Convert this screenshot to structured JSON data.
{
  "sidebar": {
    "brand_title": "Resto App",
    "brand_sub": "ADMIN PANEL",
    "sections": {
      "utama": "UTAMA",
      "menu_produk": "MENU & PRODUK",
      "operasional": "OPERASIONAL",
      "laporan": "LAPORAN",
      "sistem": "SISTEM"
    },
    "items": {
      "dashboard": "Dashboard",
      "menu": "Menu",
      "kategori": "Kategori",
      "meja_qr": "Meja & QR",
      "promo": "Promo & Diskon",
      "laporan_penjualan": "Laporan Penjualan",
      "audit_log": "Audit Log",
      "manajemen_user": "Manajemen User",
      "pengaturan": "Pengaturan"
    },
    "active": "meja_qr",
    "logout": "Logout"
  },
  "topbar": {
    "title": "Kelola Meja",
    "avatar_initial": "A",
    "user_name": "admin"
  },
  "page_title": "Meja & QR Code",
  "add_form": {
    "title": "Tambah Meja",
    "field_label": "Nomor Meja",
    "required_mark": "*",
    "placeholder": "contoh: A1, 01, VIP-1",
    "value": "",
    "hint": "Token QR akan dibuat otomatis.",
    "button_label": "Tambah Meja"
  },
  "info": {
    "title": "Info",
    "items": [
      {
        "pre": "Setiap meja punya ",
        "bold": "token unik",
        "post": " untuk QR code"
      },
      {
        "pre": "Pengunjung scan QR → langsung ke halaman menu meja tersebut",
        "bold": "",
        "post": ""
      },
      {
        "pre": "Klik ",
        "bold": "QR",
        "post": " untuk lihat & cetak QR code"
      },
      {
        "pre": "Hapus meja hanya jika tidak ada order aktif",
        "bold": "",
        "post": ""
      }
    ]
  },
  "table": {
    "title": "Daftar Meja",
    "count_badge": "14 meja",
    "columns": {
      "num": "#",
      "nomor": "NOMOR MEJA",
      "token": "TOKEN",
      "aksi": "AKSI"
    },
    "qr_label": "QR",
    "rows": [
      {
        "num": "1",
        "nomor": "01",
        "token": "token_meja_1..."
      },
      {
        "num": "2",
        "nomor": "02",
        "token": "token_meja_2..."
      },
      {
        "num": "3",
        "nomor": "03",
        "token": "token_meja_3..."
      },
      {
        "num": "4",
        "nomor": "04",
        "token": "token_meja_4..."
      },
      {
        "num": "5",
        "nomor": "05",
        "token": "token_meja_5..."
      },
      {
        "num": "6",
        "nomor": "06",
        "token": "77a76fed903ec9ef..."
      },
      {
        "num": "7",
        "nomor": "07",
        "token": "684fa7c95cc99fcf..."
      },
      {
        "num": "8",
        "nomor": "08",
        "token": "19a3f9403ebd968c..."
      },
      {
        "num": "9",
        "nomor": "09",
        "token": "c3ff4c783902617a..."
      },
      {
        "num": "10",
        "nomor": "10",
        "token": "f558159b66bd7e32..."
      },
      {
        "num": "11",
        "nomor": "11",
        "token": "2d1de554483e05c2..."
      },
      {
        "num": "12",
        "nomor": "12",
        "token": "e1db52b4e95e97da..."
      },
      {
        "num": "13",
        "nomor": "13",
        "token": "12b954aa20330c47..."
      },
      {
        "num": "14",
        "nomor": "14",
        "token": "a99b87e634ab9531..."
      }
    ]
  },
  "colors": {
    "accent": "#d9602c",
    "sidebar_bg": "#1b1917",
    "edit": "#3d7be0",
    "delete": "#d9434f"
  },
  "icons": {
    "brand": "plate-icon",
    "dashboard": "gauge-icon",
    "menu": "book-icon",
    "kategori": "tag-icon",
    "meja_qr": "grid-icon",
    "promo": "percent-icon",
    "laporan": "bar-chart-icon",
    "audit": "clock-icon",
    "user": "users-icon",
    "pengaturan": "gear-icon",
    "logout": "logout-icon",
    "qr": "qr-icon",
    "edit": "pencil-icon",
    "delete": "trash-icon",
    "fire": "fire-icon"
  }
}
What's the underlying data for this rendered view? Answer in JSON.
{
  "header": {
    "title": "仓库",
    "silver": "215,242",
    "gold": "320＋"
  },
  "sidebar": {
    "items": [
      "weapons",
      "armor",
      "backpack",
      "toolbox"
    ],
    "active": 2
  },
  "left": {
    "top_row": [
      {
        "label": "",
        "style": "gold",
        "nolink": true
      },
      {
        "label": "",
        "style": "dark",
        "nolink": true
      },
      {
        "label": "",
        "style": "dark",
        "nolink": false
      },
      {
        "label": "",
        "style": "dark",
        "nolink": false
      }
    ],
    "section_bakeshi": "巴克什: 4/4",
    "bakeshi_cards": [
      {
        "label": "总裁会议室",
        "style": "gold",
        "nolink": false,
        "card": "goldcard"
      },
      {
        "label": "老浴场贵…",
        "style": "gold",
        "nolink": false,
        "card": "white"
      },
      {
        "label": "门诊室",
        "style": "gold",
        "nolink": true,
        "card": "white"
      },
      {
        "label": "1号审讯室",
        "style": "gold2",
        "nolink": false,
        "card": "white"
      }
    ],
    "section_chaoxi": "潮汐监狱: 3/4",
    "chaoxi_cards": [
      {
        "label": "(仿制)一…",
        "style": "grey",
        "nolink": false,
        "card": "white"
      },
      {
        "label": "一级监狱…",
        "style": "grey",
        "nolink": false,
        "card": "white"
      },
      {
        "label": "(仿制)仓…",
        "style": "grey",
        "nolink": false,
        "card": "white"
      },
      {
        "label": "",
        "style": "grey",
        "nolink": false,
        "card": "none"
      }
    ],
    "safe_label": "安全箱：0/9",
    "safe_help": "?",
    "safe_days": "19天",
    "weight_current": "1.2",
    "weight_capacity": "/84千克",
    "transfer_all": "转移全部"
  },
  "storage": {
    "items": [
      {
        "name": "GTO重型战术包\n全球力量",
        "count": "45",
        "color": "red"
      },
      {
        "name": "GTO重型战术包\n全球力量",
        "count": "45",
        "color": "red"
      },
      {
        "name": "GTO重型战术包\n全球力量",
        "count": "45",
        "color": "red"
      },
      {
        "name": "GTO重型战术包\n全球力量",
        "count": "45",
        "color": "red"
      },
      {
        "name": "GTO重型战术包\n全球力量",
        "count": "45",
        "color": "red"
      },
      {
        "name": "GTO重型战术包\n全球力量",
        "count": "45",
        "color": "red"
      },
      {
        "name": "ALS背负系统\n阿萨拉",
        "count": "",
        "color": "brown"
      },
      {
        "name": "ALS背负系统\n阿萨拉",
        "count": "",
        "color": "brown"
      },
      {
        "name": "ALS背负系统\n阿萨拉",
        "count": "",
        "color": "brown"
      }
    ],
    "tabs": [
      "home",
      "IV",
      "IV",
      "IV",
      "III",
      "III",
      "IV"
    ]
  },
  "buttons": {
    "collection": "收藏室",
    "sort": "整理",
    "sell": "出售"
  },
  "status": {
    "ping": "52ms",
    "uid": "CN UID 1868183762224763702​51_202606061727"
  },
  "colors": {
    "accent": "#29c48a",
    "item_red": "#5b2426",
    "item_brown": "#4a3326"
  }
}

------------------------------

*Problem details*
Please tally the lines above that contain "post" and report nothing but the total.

*Finished task*
4